AdminJS uses these dependencies internally, so they are exposed for your code without the need to require them in the package.json file:
State management
Routing
Styling
Other

Props passed to components

In your property and action components, you can use props passed by their controlling components.
Currently we have 2 controlling components:
Check out their documentation to see available props
Other, internal components (like Dashboard) have either no or different props, see the source code in each case.

Overriding internal AdminJS components

ComponentLoader also has an .override() method that lets you replace components used by AdminJS internally by your own custom components. This is useful in cases where you want to change or add behavior to the entire AdminJS app, for example:
  • Adding a custom dashboard
  • Changing the app layout
  • Overriding entire controls (like replacing boolean checkboxes with toggles)
  • Customizing component look and feel when theming is insufficient
Overriding component works exactly the same way as adding custom components, but you need to specify the matching name of the component (here's the list).
The methods are split into .add() and .override() as a safety layer, so you don't accidentally override an internal component with a custom component of the same name - the functions will throw an error when used for conflicting components. In short, .add() won't let you use internal component names and .override() requires an internal component name.

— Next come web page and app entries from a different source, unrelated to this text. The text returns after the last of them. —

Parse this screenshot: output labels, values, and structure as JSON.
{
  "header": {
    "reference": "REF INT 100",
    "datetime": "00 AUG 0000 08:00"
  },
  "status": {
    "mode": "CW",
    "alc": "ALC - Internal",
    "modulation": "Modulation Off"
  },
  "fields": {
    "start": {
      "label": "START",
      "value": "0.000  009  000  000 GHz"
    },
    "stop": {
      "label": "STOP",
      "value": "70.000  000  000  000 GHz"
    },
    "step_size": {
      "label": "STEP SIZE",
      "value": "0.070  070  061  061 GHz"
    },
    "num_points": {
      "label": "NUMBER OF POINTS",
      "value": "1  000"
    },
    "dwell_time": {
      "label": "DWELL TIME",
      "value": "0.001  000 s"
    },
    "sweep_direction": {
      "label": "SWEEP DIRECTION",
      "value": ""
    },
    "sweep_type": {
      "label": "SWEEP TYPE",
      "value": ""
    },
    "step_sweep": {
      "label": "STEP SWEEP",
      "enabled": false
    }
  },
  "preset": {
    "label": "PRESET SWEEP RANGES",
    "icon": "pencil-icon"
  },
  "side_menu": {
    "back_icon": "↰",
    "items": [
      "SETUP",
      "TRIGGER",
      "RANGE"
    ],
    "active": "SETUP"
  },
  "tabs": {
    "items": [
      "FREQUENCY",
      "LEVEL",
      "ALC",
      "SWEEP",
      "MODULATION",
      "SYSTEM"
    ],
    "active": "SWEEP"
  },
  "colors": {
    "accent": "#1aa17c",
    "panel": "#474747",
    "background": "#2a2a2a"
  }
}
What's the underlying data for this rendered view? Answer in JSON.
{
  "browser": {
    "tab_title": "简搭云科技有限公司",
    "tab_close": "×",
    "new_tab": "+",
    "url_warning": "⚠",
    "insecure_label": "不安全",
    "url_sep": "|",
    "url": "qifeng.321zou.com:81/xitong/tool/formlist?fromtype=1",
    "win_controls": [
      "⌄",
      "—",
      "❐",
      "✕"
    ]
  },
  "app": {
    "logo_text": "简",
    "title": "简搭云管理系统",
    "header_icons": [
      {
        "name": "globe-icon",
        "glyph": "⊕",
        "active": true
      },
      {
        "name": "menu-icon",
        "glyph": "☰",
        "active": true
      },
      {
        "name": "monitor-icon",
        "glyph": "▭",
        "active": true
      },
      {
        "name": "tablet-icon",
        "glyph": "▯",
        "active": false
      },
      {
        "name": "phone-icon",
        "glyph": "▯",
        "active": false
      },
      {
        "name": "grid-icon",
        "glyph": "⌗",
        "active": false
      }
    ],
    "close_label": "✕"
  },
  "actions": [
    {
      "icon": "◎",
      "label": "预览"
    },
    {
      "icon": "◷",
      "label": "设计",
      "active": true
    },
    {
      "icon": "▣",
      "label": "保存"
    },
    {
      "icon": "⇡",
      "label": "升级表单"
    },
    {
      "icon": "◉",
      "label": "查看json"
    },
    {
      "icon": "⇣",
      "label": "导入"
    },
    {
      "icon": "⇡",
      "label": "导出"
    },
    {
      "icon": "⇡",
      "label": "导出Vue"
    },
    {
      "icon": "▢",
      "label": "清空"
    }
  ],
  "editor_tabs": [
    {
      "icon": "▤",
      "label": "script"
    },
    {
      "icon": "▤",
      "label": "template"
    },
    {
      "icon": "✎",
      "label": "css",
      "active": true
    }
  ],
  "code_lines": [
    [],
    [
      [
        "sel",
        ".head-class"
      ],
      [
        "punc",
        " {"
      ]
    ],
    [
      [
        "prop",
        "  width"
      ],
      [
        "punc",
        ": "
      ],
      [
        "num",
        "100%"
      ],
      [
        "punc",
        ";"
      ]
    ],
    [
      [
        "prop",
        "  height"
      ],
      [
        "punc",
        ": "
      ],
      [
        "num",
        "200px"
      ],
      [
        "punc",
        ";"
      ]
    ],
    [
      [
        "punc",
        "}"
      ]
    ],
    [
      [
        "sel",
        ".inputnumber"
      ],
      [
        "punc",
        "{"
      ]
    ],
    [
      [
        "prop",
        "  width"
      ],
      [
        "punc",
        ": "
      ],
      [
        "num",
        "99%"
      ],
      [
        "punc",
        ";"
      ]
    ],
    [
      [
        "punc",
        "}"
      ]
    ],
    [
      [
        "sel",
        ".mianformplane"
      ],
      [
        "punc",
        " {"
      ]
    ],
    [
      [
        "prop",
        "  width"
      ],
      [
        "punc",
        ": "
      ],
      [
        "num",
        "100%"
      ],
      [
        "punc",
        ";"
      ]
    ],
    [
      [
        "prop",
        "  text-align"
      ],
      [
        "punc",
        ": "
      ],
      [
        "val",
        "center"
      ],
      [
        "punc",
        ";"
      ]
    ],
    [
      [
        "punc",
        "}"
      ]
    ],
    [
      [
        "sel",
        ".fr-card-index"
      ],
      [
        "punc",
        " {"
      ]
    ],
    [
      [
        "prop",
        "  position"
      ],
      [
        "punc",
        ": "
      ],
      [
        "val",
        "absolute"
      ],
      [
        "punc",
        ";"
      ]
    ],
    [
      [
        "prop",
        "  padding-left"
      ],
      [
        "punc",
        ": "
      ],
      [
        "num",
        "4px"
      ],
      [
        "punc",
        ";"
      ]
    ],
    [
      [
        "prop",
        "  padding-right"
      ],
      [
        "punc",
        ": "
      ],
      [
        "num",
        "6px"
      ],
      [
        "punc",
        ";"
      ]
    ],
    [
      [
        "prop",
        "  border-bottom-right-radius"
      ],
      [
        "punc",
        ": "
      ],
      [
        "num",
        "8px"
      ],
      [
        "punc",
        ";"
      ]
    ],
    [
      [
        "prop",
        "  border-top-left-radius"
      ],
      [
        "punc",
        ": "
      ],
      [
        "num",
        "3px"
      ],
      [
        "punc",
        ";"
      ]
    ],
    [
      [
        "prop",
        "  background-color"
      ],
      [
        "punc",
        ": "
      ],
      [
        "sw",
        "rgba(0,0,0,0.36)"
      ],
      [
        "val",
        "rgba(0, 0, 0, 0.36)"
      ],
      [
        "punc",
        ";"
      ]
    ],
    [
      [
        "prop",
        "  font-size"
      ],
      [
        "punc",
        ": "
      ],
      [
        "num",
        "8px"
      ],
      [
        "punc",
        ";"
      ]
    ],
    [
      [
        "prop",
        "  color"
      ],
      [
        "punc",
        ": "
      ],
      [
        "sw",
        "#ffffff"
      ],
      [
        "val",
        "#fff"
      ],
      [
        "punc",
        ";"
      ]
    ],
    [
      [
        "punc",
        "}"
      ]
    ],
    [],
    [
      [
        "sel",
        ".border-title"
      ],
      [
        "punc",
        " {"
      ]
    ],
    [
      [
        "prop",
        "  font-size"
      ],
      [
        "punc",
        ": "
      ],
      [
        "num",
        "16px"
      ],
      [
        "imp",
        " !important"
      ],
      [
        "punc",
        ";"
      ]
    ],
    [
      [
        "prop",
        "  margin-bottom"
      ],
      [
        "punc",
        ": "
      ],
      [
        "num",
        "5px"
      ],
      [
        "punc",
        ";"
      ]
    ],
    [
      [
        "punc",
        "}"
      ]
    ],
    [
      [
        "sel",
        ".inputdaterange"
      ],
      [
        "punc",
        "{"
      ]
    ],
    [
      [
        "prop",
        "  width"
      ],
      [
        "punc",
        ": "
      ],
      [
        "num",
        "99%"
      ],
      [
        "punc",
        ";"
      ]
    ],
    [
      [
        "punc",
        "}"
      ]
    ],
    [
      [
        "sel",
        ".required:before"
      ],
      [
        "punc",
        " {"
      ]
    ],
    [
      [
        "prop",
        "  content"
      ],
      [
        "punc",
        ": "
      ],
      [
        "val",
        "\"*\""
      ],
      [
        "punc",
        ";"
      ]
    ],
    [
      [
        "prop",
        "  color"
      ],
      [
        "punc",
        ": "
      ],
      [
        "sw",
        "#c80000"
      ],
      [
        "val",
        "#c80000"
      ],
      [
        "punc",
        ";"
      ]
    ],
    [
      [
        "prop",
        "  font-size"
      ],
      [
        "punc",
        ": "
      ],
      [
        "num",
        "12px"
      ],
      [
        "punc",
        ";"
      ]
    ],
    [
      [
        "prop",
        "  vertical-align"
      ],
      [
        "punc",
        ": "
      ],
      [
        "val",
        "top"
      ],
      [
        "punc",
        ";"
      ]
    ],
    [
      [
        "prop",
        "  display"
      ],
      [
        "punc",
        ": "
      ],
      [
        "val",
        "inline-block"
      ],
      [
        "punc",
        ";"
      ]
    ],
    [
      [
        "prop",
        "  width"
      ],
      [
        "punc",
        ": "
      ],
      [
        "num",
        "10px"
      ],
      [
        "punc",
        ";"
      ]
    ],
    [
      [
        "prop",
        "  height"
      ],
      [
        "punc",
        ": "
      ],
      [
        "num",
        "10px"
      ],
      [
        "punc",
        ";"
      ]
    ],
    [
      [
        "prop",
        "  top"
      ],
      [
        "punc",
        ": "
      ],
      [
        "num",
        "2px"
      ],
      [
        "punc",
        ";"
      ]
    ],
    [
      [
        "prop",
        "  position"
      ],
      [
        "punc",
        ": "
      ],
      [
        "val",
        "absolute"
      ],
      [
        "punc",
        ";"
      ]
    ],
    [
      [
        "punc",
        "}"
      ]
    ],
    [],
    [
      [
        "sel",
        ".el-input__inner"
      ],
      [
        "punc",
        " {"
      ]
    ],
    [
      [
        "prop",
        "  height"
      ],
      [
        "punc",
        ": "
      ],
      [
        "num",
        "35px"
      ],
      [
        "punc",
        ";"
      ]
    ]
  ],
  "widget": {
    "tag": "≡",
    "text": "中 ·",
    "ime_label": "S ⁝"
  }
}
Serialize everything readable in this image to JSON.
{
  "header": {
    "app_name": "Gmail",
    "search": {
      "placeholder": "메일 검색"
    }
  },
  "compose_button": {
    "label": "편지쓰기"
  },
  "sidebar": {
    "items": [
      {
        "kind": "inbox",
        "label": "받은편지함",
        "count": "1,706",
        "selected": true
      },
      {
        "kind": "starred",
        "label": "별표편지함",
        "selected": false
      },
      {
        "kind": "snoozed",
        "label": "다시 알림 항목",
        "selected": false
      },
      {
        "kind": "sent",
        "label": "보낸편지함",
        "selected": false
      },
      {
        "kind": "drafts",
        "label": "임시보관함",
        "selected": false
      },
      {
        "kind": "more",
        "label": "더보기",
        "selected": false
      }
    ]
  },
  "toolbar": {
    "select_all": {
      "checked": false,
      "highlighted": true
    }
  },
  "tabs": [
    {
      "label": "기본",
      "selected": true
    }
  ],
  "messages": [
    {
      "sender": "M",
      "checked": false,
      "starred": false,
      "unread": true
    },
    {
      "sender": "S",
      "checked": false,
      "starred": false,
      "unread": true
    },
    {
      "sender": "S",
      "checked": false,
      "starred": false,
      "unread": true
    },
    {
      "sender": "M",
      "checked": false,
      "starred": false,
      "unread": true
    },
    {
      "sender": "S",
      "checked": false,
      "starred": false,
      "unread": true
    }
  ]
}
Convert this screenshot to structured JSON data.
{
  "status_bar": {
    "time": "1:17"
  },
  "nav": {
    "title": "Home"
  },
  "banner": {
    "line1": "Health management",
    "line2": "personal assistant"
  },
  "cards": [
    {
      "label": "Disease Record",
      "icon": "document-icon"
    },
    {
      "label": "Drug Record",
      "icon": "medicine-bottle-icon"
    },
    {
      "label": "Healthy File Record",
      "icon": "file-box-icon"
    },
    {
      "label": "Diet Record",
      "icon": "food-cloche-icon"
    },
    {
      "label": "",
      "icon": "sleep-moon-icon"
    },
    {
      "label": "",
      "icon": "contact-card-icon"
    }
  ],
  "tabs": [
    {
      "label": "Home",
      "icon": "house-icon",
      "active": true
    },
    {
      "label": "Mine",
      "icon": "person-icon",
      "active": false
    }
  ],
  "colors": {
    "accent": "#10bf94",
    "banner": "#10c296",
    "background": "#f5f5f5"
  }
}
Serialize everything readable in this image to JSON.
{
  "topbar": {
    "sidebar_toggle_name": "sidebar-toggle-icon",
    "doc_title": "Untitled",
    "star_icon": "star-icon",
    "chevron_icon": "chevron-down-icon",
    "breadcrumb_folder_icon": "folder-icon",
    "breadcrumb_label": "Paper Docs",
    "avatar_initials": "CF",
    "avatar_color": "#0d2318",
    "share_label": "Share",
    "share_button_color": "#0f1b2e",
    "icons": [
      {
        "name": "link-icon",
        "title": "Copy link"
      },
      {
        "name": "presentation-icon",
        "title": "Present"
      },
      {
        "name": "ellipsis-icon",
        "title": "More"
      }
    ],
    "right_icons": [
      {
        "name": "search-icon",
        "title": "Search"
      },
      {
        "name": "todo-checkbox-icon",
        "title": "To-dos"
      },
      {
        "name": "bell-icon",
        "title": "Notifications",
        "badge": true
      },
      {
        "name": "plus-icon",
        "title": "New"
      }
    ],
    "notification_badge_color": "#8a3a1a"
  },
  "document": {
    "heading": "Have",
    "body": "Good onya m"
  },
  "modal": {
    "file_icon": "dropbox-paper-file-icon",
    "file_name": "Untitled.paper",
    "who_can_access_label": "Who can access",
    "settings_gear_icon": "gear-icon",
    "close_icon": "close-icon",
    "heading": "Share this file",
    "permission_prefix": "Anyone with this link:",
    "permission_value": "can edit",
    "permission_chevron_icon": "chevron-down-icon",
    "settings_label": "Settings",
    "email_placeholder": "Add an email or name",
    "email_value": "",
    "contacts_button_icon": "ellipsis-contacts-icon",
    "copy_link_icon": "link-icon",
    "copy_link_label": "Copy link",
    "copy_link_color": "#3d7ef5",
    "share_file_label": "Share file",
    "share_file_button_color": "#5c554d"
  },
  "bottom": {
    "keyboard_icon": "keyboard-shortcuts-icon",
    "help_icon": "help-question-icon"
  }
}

Other customizations

Theming

We support Theme compatible with https://system-ui.com/theme standard.
In order to override default colors, fonts, sizes etc., you can put your values in AdminJSOptions.branding.

Using style props

AdminJS components are supercharged with multiple props controlling styles. For instance in order to change color of a module:@adminjs/design-system.Button you can pass backgroundColor (bg) from the module:@adminjs/design-system.Theme like that:
<Button bg="primary60"></Button>
For all possible options visit the Theme description.

Adding custom css to components

If using style props is not enough - you can always pass your custom CSS. So for instance let's assume that you would like to overwrite CSS in a Button component. You can do this like that:
import { Button } from '@adminjs/design-system'
const MyButton = styled(Button)`
background-color: #ccc;
color: ${({theme}) => theme.colors.grey100};
...
`
We use styled-components under the hood so make sure to check out their docs.

Reusing UI Components of AdminJS

AdminJS gives you the ability to reuse its component library:
import { Label } from '@adminjs/design-system'
const YourComponent (props) => {(
<Label>Some styled text<Label>
)}
We divide components internally to 2 groups:
  • application components - which requires AdminJS, you can think about them as "smart components"
  • and design system components - they don't require AdminJS and you can use them outside of the AdminJS setup.
That is why sometimes you have to import components from 'adminjs' package and sometimes from '@adminjs/design-system'.
Each of the components is described with the playground option, so make sure to check out all the documentation of all the components.
One of the most versatile component is a BasePropertyComponent. It allows you to render any property. Combined with useRecord is a powerful tool for building forms.

Creating Custom Pages

You can also use custom components as full pages by specifying their name in the pages object in AdminJS options:
import AdminJS from 'adminjs'
import { Components } from './components'
new AdminJS({
pages: {
myPage: { // name, will be used to build an URL
handler: // handler code,
component: Components.MyPage,
icon: // page icon name
}
}
})

Using other AdminJS frontend classes and objects

AdminJS also exposes following classes:
You can use them like this:
import { ApiClient, ViewHelpers } from 'adminjs'